Extracted data entries
■ ■ ■ ■ ■ ■ ■
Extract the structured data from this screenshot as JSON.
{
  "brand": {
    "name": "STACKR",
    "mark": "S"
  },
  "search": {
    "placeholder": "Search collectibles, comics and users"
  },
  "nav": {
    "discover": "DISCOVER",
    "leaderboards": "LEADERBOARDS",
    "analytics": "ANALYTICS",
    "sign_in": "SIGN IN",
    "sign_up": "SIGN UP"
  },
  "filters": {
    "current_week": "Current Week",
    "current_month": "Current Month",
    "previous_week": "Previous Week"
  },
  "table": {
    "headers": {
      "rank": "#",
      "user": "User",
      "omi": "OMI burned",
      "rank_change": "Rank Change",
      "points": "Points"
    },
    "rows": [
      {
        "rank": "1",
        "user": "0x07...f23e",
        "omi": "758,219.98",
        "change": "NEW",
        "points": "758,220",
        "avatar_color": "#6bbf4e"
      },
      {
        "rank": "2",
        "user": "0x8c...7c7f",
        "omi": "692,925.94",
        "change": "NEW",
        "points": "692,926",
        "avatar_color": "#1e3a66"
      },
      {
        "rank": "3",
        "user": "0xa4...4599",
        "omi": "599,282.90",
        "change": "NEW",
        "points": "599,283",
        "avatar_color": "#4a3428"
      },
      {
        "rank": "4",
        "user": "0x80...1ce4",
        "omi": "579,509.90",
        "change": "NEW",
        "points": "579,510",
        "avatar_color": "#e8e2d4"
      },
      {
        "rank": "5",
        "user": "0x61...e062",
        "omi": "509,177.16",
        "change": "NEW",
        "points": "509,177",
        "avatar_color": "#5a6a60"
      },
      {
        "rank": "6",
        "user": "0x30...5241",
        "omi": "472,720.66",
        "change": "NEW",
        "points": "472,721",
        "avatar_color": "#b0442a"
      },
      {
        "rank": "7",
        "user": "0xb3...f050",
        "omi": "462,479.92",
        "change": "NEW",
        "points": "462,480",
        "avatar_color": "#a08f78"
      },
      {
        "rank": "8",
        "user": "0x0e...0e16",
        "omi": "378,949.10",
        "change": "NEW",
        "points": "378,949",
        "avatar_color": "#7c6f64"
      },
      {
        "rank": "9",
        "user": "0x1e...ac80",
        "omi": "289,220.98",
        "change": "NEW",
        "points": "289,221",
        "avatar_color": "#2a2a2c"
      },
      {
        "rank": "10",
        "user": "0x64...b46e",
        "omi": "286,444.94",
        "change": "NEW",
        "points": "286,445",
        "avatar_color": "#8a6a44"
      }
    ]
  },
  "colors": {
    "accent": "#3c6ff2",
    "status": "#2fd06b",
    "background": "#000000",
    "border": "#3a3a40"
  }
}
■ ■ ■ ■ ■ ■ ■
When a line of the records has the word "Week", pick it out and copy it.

» Task output
    "current_week": "Current Week",
    "previous_week": "Previous Week"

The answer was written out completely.